START Data for analysis

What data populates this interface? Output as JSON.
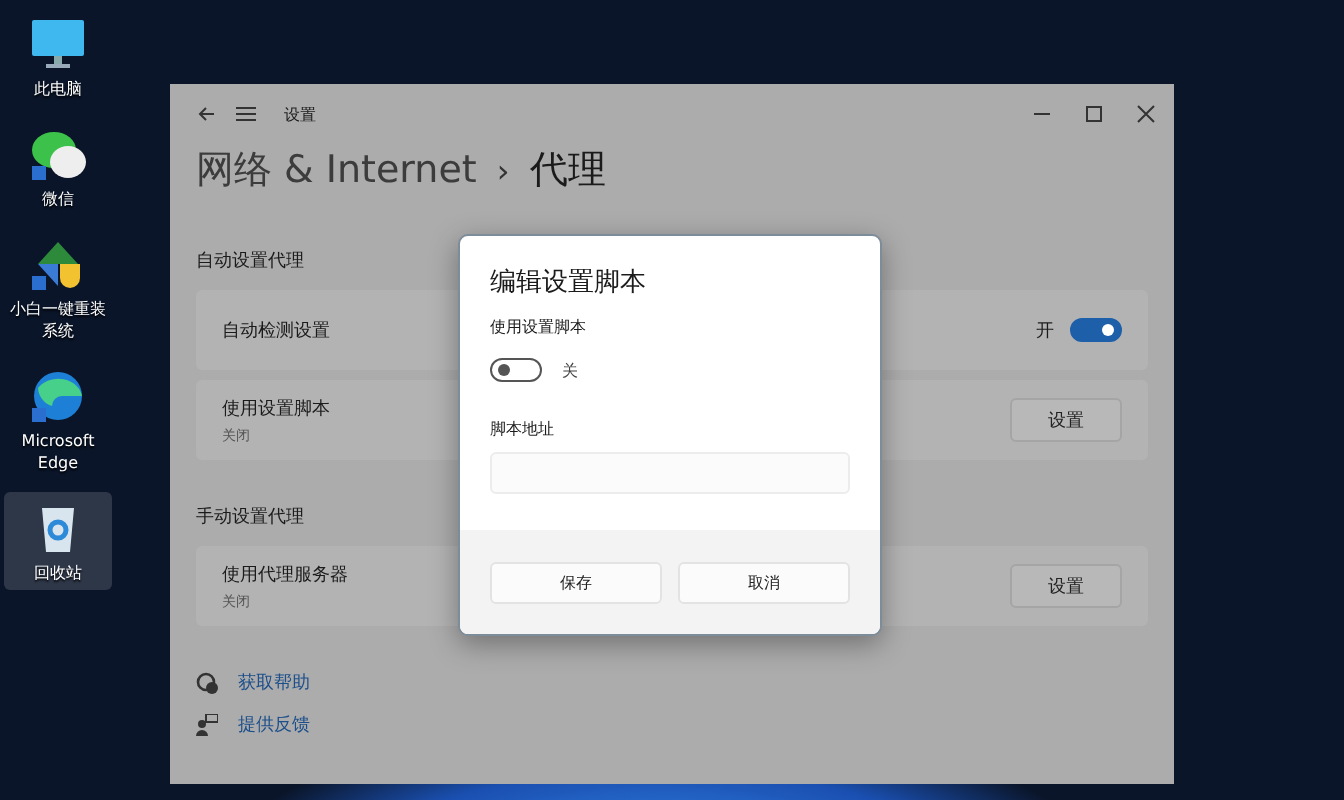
{
  "desktop_icons": [
    {
      "kind": "computer",
      "label": "此电脑",
      "selected": false
    },
    {
      "kind": "chat",
      "label": "微信",
      "selected": false
    },
    {
      "kind": "installer",
      "label": "小白一键重装系统",
      "selected": false
    },
    {
      "kind": "edge",
      "label": "Microsoft Edge",
      "selected": false
    },
    {
      "kind": "recycle",
      "label": "回收站",
      "selected": true
    }
  ],
  "window": {
    "app_title": "设置",
    "breadcrumb_parent": "网络 & Internet",
    "breadcrumb_separator": "›",
    "page_title": "代理",
    "sections": [
      {
        "heading": "自动设置代理",
        "rows": [
          {
            "kind": "toggle",
            "label": "自动检测设置",
            "state_label": "开",
            "on": true
          },
          {
            "kind": "button",
            "label": "使用设置脚本",
            "sublabel": "关闭",
            "button": "设置"
          }
        ]
      },
      {
        "heading": "手动设置代理",
        "rows": [
          {
            "kind": "button",
            "label": "使用代理服务器",
            "sublabel": "关闭",
            "button": "设置"
          }
        ]
      }
    ],
    "links": [
      {
        "kind": "help",
        "label": "获取帮助"
      },
      {
        "kind": "feedback",
        "label": "提供反馈"
      }
    ]
  },
  "dialog": {
    "title": "编辑设置脚本",
    "toggle_label": "使用设置脚本",
    "toggle_state_label": "关",
    "on": false,
    "field_label": "脚本地址",
    "buttons": [
      "保存",
      "取消"
    ]
  }
}
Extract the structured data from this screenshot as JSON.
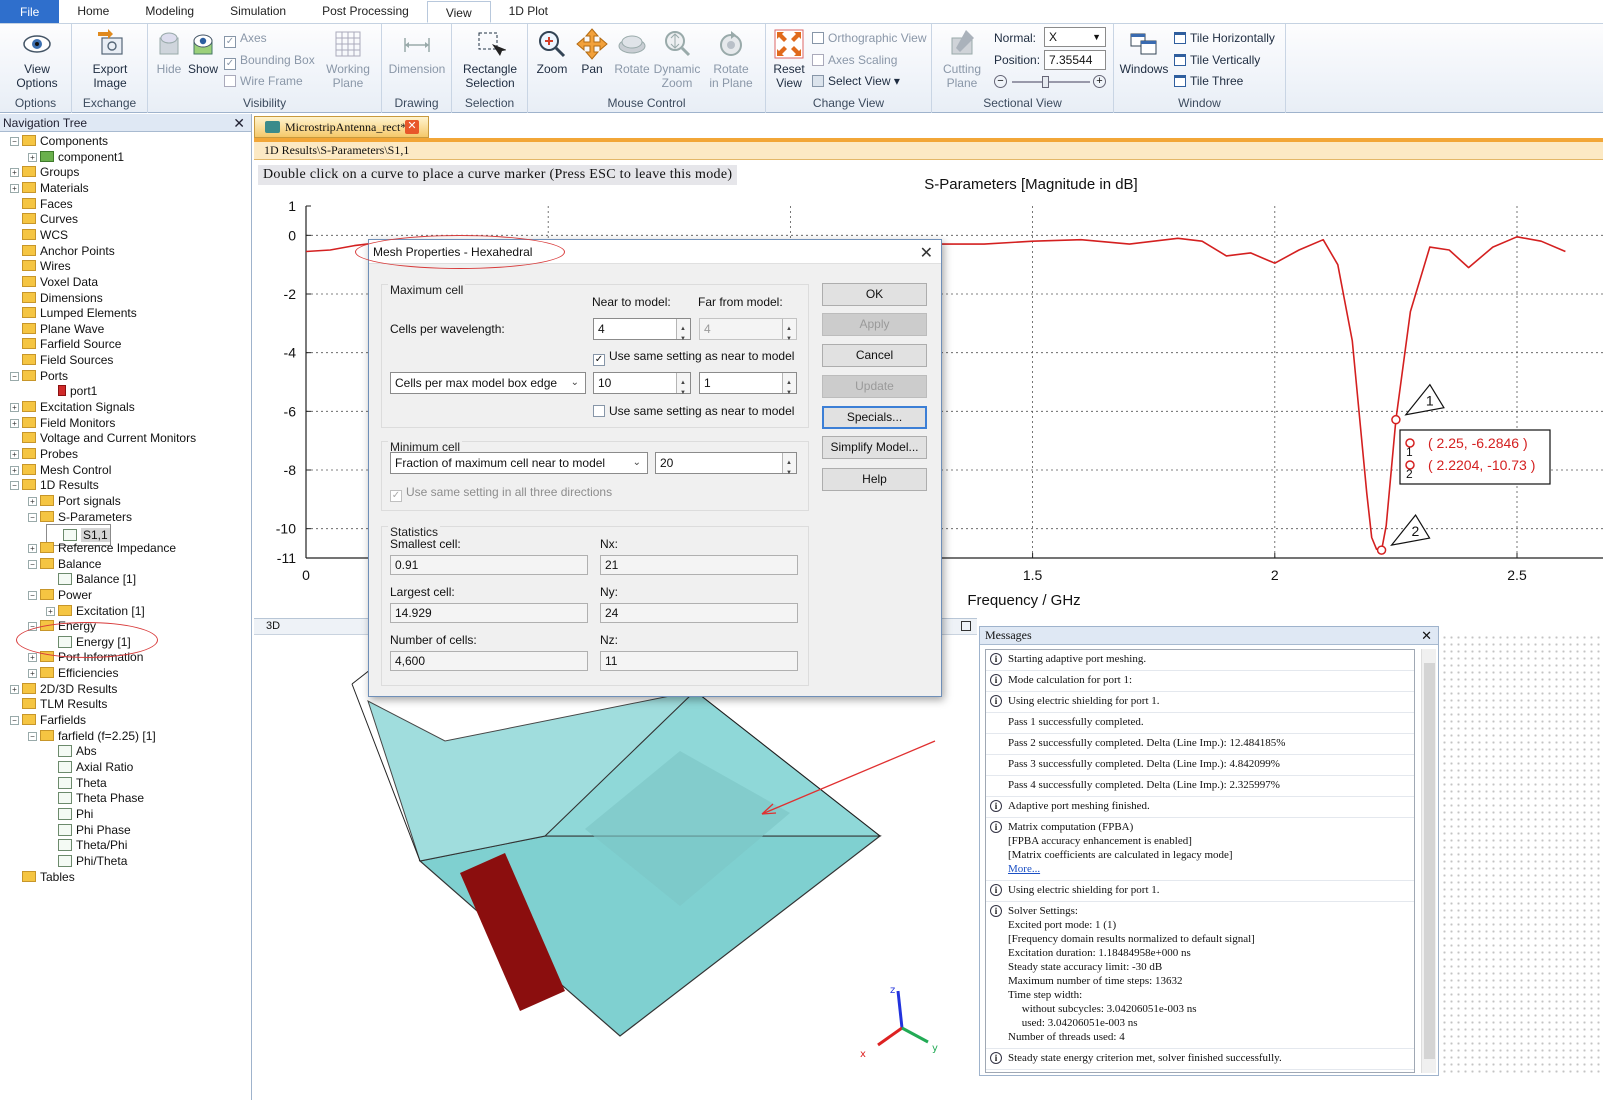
{
  "menubar": {
    "tabs": [
      "File",
      "Home",
      "Modeling",
      "Simulation",
      "Post Processing",
      "View",
      "1D Plot"
    ],
    "active": "View"
  },
  "ribbon": {
    "options": {
      "caption": "Options",
      "view_options": "View\nOptions"
    },
    "exchange": {
      "caption": "Exchange",
      "export_image": "Export\nImage"
    },
    "visibility": {
      "caption": "Visibility",
      "hide": "Hide",
      "show": "Show",
      "axes": "Axes",
      "bounding_box": "Bounding Box",
      "wire_frame": "Wire Frame",
      "working_plane": "Working\nPlane"
    },
    "drawing": {
      "caption": "Drawing",
      "dimension": "Dimension"
    },
    "selection": {
      "caption": "Selection",
      "rect_sel": "Rectangle\nSelection"
    },
    "mouse_control": {
      "caption": "Mouse Control",
      "zoom": "Zoom",
      "pan": "Pan",
      "rotate": "Rotate",
      "dynamic_zoom": "Dynamic\nZoom",
      "rotate_plane": "Rotate\nin Plane"
    },
    "change_view": {
      "caption": "Change View",
      "reset_view": "Reset\nView",
      "orthographic": "Orthographic View",
      "axes_scaling": "Axes Scaling",
      "select_view": "Select View"
    },
    "sectional_view": {
      "caption": "Sectional View",
      "cutting_plane": "Cutting\nPlane",
      "normal_label": "Normal:",
      "normal_value": "X",
      "position_label": "Position:",
      "position_value": "7.35544"
    },
    "window": {
      "caption": "Window",
      "windows": "Windows",
      "tile_h": "Tile Horizontally",
      "tile_v": "Tile Vertically",
      "tile_three": "Tile Three"
    }
  },
  "nav": {
    "title": "Navigation Tree",
    "items": [
      {
        "label": "Components",
        "level": 0,
        "exp": "−",
        "icon": "folder"
      },
      {
        "label": "component1",
        "level": 1,
        "exp": "+",
        "icon": "component"
      },
      {
        "label": "Groups",
        "level": 0,
        "exp": "+",
        "icon": "folder"
      },
      {
        "label": "Materials",
        "level": 0,
        "exp": "+",
        "icon": "folder"
      },
      {
        "label": "Faces",
        "level": 0,
        "exp": "",
        "icon": "folder"
      },
      {
        "label": "Curves",
        "level": 0,
        "exp": "",
        "icon": "folder"
      },
      {
        "label": "WCS",
        "level": 0,
        "exp": "",
        "icon": "folder"
      },
      {
        "label": "Anchor Points",
        "level": 0,
        "exp": "",
        "icon": "folder"
      },
      {
        "label": "Wires",
        "level": 0,
        "exp": "",
        "icon": "folder"
      },
      {
        "label": "Voxel Data",
        "level": 0,
        "exp": "",
        "icon": "folder"
      },
      {
        "label": "Dimensions",
        "level": 0,
        "exp": "",
        "icon": "folder"
      },
      {
        "label": "Lumped Elements",
        "level": 0,
        "exp": "",
        "icon": "folder"
      },
      {
        "label": "Plane Wave",
        "level": 0,
        "exp": "",
        "icon": "folder"
      },
      {
        "label": "Farfield Source",
        "level": 0,
        "exp": "",
        "icon": "folder"
      },
      {
        "label": "Field Sources",
        "level": 0,
        "exp": "",
        "icon": "folder"
      },
      {
        "label": "Ports",
        "level": 0,
        "exp": "−",
        "icon": "folder"
      },
      {
        "label": "port1",
        "level": 2,
        "exp": "",
        "icon": "port"
      },
      {
        "label": "Excitation Signals",
        "level": 0,
        "exp": "+",
        "icon": "folder"
      },
      {
        "label": "Field Monitors",
        "level": 0,
        "exp": "+",
        "icon": "folder"
      },
      {
        "label": "Voltage and Current Monitors",
        "level": 0,
        "exp": "",
        "icon": "folder"
      },
      {
        "label": "Probes",
        "level": 0,
        "exp": "+",
        "icon": "folder"
      },
      {
        "label": "Mesh Control",
        "level": 0,
        "exp": "+",
        "icon": "folder"
      },
      {
        "label": "1D Results",
        "level": 0,
        "exp": "−",
        "icon": "folder"
      },
      {
        "label": "Port signals",
        "level": 1,
        "exp": "+",
        "icon": "folder"
      },
      {
        "label": "S-Parameters",
        "level": 1,
        "exp": "−",
        "icon": "folder"
      },
      {
        "label": "S1,1",
        "level": 2,
        "exp": "",
        "icon": "result",
        "selected": true
      },
      {
        "label": "Reference Impedance",
        "level": 1,
        "exp": "+",
        "icon": "folder"
      },
      {
        "label": "Balance",
        "level": 1,
        "exp": "−",
        "icon": "folder"
      },
      {
        "label": "Balance [1]",
        "level": 2,
        "exp": "",
        "icon": "result"
      },
      {
        "label": "Power",
        "level": 1,
        "exp": "−",
        "icon": "folder"
      },
      {
        "label": "Excitation [1]",
        "level": 2,
        "exp": "+",
        "icon": "folder"
      },
      {
        "label": "Energy",
        "level": 1,
        "exp": "−",
        "icon": "folder"
      },
      {
        "label": "Energy [1]",
        "level": 2,
        "exp": "",
        "icon": "result"
      },
      {
        "label": "Port Information",
        "level": 1,
        "exp": "+",
        "icon": "folder"
      },
      {
        "label": "Efficiencies",
        "level": 1,
        "exp": "+",
        "icon": "folder"
      },
      {
        "label": "2D/3D Results",
        "level": 0,
        "exp": "+",
        "icon": "folder"
      },
      {
        "label": "TLM Results",
        "level": 0,
        "exp": "",
        "icon": "folder"
      },
      {
        "label": "Farfields",
        "level": 0,
        "exp": "−",
        "icon": "folder"
      },
      {
        "label": "farfield (f=2.25) [1]",
        "level": 1,
        "exp": "−",
        "icon": "folder"
      },
      {
        "label": "Abs",
        "level": 2,
        "exp": "",
        "icon": "result"
      },
      {
        "label": "Axial Ratio",
        "level": 2,
        "exp": "",
        "icon": "result"
      },
      {
        "label": "Theta",
        "level": 2,
        "exp": "",
        "icon": "result"
      },
      {
        "label": "Theta Phase",
        "level": 2,
        "exp": "",
        "icon": "result"
      },
      {
        "label": "Phi",
        "level": 2,
        "exp": "",
        "icon": "result"
      },
      {
        "label": "Phi Phase",
        "level": 2,
        "exp": "",
        "icon": "result"
      },
      {
        "label": "Theta/Phi",
        "level": 2,
        "exp": "",
        "icon": "result"
      },
      {
        "label": "Phi/Theta",
        "level": 2,
        "exp": "",
        "icon": "result"
      },
      {
        "label": "Tables",
        "level": 0,
        "exp": "",
        "icon": "folder"
      }
    ]
  },
  "document": {
    "tab": "MicrostripAntenna_rect*",
    "path": "1D Results\\S-Parameters\\S1,1",
    "hint": "Double click on a curve to place a curve marker (Press ESC to leave this mode)"
  },
  "chart_data": {
    "type": "line",
    "title": "S-Parameters [Magnitude in dB]",
    "xlabel": "Frequency / GHz",
    "ylabel": "",
    "xlim": [
      0,
      2.6
    ],
    "ylim": [
      -11,
      1
    ],
    "x_ticks": [
      0,
      1.5,
      2,
      2.5
    ],
    "y_ticks": [
      1,
      0,
      -2,
      -4,
      -6,
      -8,
      -10,
      -11
    ],
    "grid": true,
    "color": "#d42020",
    "series": [
      {
        "name": "",
        "x": [
          0,
          0.05,
          0.1,
          0.15,
          0.2,
          0.25,
          0.3,
          0.35,
          0.4,
          0.45,
          0.5,
          0.6,
          0.7,
          0.8,
          0.9,
          1.0,
          1.1,
          1.2,
          1.3,
          1.4,
          1.5,
          1.6,
          1.7,
          1.8,
          1.85,
          1.9,
          1.95,
          2.0,
          2.05,
          2.1,
          2.13,
          2.16,
          2.19,
          2.2,
          2.21,
          2.2204,
          2.23,
          2.25,
          2.28,
          2.32,
          2.36,
          2.4,
          2.45,
          2.5,
          2.55,
          2.6
        ],
        "y": [
          -0.55,
          -0.5,
          -0.35,
          -0.25,
          -0.3,
          -0.45,
          -0.4,
          -0.25,
          -0.3,
          -0.45,
          -0.35,
          -0.3,
          -0.4,
          -0.3,
          -0.35,
          -0.3,
          -0.35,
          -0.3,
          -0.3,
          -0.3,
          -0.2,
          -0.15,
          -0.3,
          -0.1,
          -0.2,
          -0.7,
          -0.6,
          -0.95,
          -0.5,
          -0.15,
          -1.0,
          -3.6,
          -8.8,
          -10.3,
          -10.7,
          -10.73,
          -9.9,
          -6.2846,
          -2.6,
          -0.4,
          -0.5,
          -1.1,
          -0.4,
          -0.05,
          -0.2,
          -0.55
        ]
      }
    ],
    "markers": [
      {
        "id": "1",
        "x": 2.25,
        "y": -6.2846,
        "label": "( 2.25, -6.2846 )"
      },
      {
        "id": "2",
        "x": 2.2204,
        "y": -10.73,
        "label": "( 2.2204, -10.73 )"
      }
    ]
  },
  "view3d": {
    "title": "3D"
  },
  "messages": {
    "title": "Messages",
    "items": [
      {
        "icon": true,
        "lines": [
          "Starting adaptive port meshing."
        ]
      },
      {
        "icon": true,
        "lines": [
          "Mode calculation for port 1:"
        ]
      },
      {
        "icon": true,
        "lines": [
          "Using electric shielding for port 1."
        ]
      },
      {
        "icon": false,
        "lines": [
          "Pass 1 successfully completed."
        ]
      },
      {
        "icon": false,
        "lines": [
          "Pass 2 successfully completed. Delta (Line Imp.): 12.484185%"
        ]
      },
      {
        "icon": false,
        "lines": [
          "Pass 3 successfully completed. Delta (Line Imp.): 4.842099%"
        ]
      },
      {
        "icon": false,
        "lines": [
          "Pass 4 successfully completed. Delta (Line Imp.): 2.325997%"
        ]
      },
      {
        "icon": true,
        "lines": [
          "Adaptive port meshing finished."
        ]
      },
      {
        "icon": true,
        "lines": [
          "Matrix computation (FPBA)",
          "[FPBA accuracy enhancement is enabled]",
          "[Matrix coefficients are calculated in legacy mode]"
        ],
        "link": "More..."
      },
      {
        "icon": true,
        "lines": [
          "Using electric shielding for port 1."
        ]
      },
      {
        "icon": true,
        "lines": [
          "Solver Settings:",
          "Excited port mode: 1 (1)",
          "[Frequency domain results normalized to default signal]",
          "Excitation duration: 1.18484958e+000 ns",
          "Steady state accuracy limit: -30 dB",
          "Maximum number of time steps: 13632",
          "Time step width:",
          "     without subcycles: 3.04206051e-003 ns",
          "     used: 3.04206051e-003 ns",
          "Number of threads used: 4"
        ]
      },
      {
        "icon": true,
        "lines": [
          "Steady state energy criterion met, solver finished successfully."
        ]
      }
    ]
  },
  "dialog": {
    "title": "Mesh Properties - Hexahedral",
    "max_cell": {
      "label": "Maximum cell",
      "near_label": "Near to model:",
      "far_label": "Far from model:",
      "cells_per_wl_label": "Cells per wavelength:",
      "cells_per_wl_near": "4",
      "cells_per_wl_far": "4",
      "same_setting_1": "Use same setting as near to model",
      "same_setting_1_checked": true,
      "edge_select": "Cells per max model box edge",
      "edge_near": "10",
      "edge_far": "1",
      "same_setting_2": "Use same setting as near to model",
      "same_setting_2_checked": false
    },
    "min_cell": {
      "label": "Minimum cell",
      "select": "Fraction of maximum cell near to model",
      "value": "20",
      "all_dirs": "Use same setting in all three directions"
    },
    "statistics": {
      "label": "Statistics",
      "smallest_label": "Smallest cell:",
      "smallest": "0.91",
      "largest_label": "Largest cell:",
      "largest": "14.929",
      "cells_label": "Number of cells:",
      "cells": "4,600",
      "nx_label": "Nx:",
      "nx": "21",
      "ny_label": "Ny:",
      "ny": "24",
      "nz_label": "Nz:",
      "nz": "11"
    },
    "buttons": {
      "ok": "OK",
      "apply": "Apply",
      "cancel": "Cancel",
      "update": "Update",
      "specials": "Specials...",
      "simplify": "Simplify Model...",
      "help": "Help"
    }
  }
}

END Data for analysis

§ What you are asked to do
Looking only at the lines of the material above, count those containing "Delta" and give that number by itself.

§ Exercise response
3